Data supplied »

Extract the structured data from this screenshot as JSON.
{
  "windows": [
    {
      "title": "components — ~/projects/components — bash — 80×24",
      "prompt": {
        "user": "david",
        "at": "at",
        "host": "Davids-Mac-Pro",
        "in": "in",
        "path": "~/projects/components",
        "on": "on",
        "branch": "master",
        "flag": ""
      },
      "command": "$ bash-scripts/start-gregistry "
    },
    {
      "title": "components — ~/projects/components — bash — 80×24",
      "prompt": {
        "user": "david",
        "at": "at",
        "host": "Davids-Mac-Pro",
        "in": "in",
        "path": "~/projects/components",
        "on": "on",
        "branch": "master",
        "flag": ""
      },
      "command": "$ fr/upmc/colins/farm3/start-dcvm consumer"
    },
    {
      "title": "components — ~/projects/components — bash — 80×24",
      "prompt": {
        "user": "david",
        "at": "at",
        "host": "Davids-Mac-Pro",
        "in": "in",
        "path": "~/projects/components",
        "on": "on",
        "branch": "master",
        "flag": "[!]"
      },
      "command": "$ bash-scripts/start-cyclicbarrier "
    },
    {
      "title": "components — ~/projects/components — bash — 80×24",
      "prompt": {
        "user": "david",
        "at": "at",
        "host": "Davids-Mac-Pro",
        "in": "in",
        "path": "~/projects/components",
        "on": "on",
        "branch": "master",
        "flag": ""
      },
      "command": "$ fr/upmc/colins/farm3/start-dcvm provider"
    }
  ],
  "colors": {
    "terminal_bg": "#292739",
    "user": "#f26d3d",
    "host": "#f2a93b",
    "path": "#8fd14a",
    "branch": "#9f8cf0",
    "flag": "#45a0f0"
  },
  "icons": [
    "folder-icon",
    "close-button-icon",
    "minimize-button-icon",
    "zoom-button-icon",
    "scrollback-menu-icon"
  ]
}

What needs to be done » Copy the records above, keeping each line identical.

Task response »
Extract the structured data from this screenshot as JSON.
{
  "windows": [
    {
      "title": "components — ~/projects/components — bash — 80×24",
      "prompt": {
        "user": "david",
        "at": "at",
        "host": "Davids-Mac-Pro",
        "in": "in",
        "path": "~/projects/components",
        "on": "on",
        "branch": "master",
        "flag": ""
      },
      "command": "$ bash-scripts/start-gregistry "
    },
    {
      "title": "components — ~/projects/components — bash — 80×24",
      "prompt": {
        "user": "david",
        "at": "at",
        "host": "Davids-Mac-Pro",
        "in": "in",
        "path": "~/projects/components",
        "on": "on",
        "branch": "master",
        "flag": ""
      },
      "command": "$ fr/upmc/colins/farm3/start-dcvm consumer"
    },
    {
      "title": "components — ~/projects/components — bash — 80×24",
      "prompt": {
        "user": "david",
        "at": "at",
        "host": "Davids-Mac-Pro",
        "in": "in",
        "path": "~/projects/components",
        "on": "on",
        "branch": "master",
        "flag": "[!]"
      },
      "command": "$ bash-scripts/start-cyclicbarrier "
    },
    {
      "title": "components — ~/projects/components — bash — 80×24",
      "prompt": {
        "user": "david",
        "at": "at",
        "host": "Davids-Mac-Pro",
        "in": "in",
        "path": "~/projects/components",
        "on": "on",
        "branch": "master",
        "flag": ""
      },
      "command": "$ fr/upmc/colins/farm3/start-dcvm provider"
    }
  ],
  "colors": {
    "terminal_bg": "#292739",
    "user": "#f26d3d",
    "host": "#f2a93b",
    "path": "#8fd14a",
    "branch": "#9f8cf0",
    "flag": "#45a0f0"
  },
  "icons": [
    "folder-icon",
    "close-button-icon",
    "minimize-button-icon",
    "zoom-button-icon",
    "scrollback-menu-icon"
  ]
}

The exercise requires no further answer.